Assignment: Records appear below. Give all of them again, exactly.

START Data to examine

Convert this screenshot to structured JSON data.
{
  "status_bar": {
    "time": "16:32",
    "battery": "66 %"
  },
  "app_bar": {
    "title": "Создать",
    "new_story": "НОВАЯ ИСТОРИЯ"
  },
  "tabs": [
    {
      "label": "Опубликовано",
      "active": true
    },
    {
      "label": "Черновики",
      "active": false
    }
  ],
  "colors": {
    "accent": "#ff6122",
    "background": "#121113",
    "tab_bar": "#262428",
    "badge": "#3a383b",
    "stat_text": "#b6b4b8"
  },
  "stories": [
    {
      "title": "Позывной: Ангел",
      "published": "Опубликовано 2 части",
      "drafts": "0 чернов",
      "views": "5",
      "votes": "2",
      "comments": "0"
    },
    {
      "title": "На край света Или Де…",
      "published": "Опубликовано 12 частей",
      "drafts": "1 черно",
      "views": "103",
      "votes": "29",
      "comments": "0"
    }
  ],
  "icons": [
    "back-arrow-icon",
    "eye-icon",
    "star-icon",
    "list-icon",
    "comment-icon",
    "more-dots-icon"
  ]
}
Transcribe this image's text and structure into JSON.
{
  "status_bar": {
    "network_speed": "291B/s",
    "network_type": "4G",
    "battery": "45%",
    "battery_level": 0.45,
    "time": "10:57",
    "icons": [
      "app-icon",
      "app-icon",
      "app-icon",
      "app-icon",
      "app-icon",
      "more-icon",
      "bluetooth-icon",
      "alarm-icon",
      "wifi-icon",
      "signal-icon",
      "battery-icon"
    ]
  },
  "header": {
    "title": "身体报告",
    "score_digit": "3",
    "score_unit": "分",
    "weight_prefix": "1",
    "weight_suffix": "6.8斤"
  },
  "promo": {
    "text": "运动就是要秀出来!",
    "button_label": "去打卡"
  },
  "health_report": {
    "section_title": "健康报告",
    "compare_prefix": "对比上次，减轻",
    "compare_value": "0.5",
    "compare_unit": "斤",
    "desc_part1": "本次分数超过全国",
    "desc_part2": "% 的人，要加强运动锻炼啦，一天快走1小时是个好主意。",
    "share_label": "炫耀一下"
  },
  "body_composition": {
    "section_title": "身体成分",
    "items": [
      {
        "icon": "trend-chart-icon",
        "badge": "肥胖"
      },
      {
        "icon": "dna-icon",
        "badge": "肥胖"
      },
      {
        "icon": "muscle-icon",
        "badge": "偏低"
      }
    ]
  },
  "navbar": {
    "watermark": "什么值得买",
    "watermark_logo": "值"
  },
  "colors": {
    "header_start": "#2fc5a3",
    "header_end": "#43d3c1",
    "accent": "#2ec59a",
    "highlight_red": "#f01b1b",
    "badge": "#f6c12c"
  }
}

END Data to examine

Solution:
Convert this screenshot to structured JSON data.
{
  "status_bar": {
    "time": "16:32",
    "battery": "66 %"
  },
  "app_bar": {
    "title": "Создать",
    "new_story": "НОВАЯ ИСТОРИЯ"
  },
  "tabs": [
    {
      "label": "Опубликовано",
      "active": true
    },
    {
      "label": "Черновики",
      "active": false
    }
  ],
  "colors": {
    "accent": "#ff6122",
    "background": "#121113",
    "tab_bar": "#262428",
    "badge": "#3a383b",
    "stat_text": "#b6b4b8"
  },
  "stories": [
    {
      "title": "Позывной: Ангел",
      "published": "Опубликовано 2 части",
      "drafts": "0 чернов",
      "views": "5",
      "votes": "2",
      "comments": "0"
    },
    {
      "title": "На край света Или Де…",
      "published": "Опубликовано 12 частей",
      "drafts": "1 черно",
      "views": "103",
      "votes": "29",
      "comments": "0"
    }
  ],
  "icons": [
    "back-arrow-icon",
    "eye-icon",
    "star-icon",
    "list-icon",
    "comment-icon",
    "more-dots-icon"
  ]
}
Transcribe this image's text and structure into JSON.
{
  "status_bar": {
    "network_speed": "291B/s",
    "network_type": "4G",
    "battery": "45%",
    "battery_level": 0.45,
    "time": "10:57",
    "icons": [
      "app-icon",
      "app-icon",
      "app-icon",
      "app-icon",
      "app-icon",
      "more-icon",
      "bluetooth-icon",
      "alarm-icon",
      "wifi-icon",
      "signal-icon",
      "battery-icon"
    ]
  },
  "header": {
    "title": "身体报告",
    "score_digit": "3",
    "score_unit": "分",
    "weight_prefix": "1",
    "weight_suffix": "6.8斤"
  },
  "promo": {
    "text": "运动就是要秀出来!",
    "button_label": "去打卡"
  },
  "health_report": {
    "section_title": "健康报告",
    "compare_prefix": "对比上次，减轻",
    "compare_value": "0.5",
    "compare_unit": "斤",
    "desc_part1": "本次分数超过全国",
    "desc_part2": "% 的人，要加强运动锻炼啦，一天快走1小时是个好主意。",
    "share_label": "炫耀一下"
  },
  "body_composition": {
    "section_title": "身体成分",
    "items": [
      {
        "icon": "trend-chart-icon",
        "badge": "肥胖"
      },
      {
        "icon": "dna-icon",
        "badge": "肥胖"
      },
      {
        "icon": "muscle-icon",
        "badge": "偏低"
      }
    ]
  },
  "navbar": {
    "watermark": "什么值得买",
    "watermark_logo": "值"
  },
  "colors": {
    "header_start": "#2fc5a3",
    "header_end": "#43d3c1",
    "accent": "#2ec59a",
    "highlight_red": "#f01b1b",
    "badge": "#f6c12c"
  }
}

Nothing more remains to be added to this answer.